== Dataset excerpts ==
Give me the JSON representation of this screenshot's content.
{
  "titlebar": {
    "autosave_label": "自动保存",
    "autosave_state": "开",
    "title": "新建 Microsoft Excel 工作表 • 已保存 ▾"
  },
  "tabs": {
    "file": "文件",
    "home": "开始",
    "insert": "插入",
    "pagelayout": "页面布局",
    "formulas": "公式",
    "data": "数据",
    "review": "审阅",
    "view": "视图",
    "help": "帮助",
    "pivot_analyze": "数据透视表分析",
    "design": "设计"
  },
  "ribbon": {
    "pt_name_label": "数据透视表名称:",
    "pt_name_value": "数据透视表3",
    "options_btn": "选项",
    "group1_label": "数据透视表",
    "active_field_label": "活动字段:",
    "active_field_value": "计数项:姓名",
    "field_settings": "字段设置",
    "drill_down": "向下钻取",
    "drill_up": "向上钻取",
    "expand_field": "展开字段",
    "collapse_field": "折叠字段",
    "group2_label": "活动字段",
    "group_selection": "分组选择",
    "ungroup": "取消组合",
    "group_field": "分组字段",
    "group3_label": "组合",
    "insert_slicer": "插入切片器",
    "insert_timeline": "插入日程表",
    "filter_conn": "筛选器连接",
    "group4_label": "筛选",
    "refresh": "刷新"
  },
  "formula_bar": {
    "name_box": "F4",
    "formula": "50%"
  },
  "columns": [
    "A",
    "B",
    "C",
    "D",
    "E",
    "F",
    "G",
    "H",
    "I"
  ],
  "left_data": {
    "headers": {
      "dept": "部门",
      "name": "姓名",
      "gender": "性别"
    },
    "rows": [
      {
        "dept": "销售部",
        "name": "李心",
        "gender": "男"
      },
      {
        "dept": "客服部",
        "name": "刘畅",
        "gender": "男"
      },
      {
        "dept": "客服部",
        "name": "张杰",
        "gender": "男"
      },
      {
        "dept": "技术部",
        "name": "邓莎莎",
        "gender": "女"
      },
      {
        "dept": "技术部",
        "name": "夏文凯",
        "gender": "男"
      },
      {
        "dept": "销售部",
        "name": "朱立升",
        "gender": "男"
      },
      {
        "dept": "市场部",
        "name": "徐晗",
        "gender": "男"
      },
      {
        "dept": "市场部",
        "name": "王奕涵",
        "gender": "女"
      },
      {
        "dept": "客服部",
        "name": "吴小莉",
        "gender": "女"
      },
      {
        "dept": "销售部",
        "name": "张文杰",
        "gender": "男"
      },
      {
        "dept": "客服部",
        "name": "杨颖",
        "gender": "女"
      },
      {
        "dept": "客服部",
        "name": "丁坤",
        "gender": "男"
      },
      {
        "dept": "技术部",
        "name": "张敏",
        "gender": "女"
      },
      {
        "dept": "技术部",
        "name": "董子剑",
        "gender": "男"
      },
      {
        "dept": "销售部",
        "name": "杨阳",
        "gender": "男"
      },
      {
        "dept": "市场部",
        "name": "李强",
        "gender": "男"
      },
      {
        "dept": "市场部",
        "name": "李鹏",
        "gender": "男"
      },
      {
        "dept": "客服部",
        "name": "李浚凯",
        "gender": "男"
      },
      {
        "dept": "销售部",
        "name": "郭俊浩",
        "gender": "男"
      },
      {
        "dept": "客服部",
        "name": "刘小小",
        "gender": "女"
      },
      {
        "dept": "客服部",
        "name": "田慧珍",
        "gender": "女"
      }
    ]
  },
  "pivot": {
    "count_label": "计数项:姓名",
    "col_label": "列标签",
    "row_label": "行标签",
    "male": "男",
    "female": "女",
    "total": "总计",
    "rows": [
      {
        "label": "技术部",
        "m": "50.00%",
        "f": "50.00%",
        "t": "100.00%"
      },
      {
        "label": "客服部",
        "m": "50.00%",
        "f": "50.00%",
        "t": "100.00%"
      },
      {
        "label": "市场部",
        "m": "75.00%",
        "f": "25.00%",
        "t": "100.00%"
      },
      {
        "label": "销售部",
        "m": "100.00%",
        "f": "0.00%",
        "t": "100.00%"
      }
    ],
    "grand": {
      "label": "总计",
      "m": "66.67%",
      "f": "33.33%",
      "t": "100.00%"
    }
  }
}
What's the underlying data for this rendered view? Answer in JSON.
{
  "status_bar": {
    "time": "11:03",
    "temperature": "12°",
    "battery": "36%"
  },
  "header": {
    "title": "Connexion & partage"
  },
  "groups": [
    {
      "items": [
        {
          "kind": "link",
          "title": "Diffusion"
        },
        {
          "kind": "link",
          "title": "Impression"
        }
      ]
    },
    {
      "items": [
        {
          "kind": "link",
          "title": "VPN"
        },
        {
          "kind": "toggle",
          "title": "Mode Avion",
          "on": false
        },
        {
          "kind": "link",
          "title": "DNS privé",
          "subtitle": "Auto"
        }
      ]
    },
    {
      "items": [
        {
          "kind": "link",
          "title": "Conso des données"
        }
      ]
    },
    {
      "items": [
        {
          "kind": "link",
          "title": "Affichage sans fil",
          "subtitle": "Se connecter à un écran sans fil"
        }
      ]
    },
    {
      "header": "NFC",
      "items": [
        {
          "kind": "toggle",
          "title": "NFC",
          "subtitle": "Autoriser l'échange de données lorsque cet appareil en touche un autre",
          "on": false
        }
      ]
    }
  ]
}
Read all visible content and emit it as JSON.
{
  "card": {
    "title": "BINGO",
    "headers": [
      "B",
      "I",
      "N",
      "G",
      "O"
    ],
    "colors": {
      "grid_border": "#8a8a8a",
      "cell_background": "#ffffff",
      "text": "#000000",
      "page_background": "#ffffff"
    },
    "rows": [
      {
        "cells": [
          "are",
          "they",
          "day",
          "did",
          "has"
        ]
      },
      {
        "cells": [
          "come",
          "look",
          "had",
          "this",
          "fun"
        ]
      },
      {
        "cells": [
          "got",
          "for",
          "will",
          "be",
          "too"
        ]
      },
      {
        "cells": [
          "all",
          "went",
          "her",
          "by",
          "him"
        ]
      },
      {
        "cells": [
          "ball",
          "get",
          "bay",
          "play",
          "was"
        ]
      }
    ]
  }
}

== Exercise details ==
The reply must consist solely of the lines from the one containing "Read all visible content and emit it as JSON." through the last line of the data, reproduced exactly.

== Task solution ==
Read all visible content and emit it as JSON.
{
  "card": {
    "title": "BINGO",
    "headers": [
      "B",
      "I",
      "N",
      "G",
      "O"
    ],
    "colors": {
      "grid_border": "#8a8a8a",
      "cell_background": "#ffffff",
      "text": "#000000",
      "page_background": "#ffffff"
    },
    "rows": [
      {
        "cells": [
          "are",
          "they",
          "day",
          "did",
          "has"
        ]
      },
      {
        "cells": [
          "come",
          "look",
          "had",
          "this",
          "fun"
        ]
      },
      {
        "cells": [
          "got",
          "for",
          "will",
          "be",
          "too"
        ]
      },
      {
        "cells": [
          "all",
          "went",
          "her",
          "by",
          "him"
        ]
      },
      {
        "cells": [
          "ball",
          "get",
          "bay",
          "play",
          "was"
        ]
      }
    ]
  }
}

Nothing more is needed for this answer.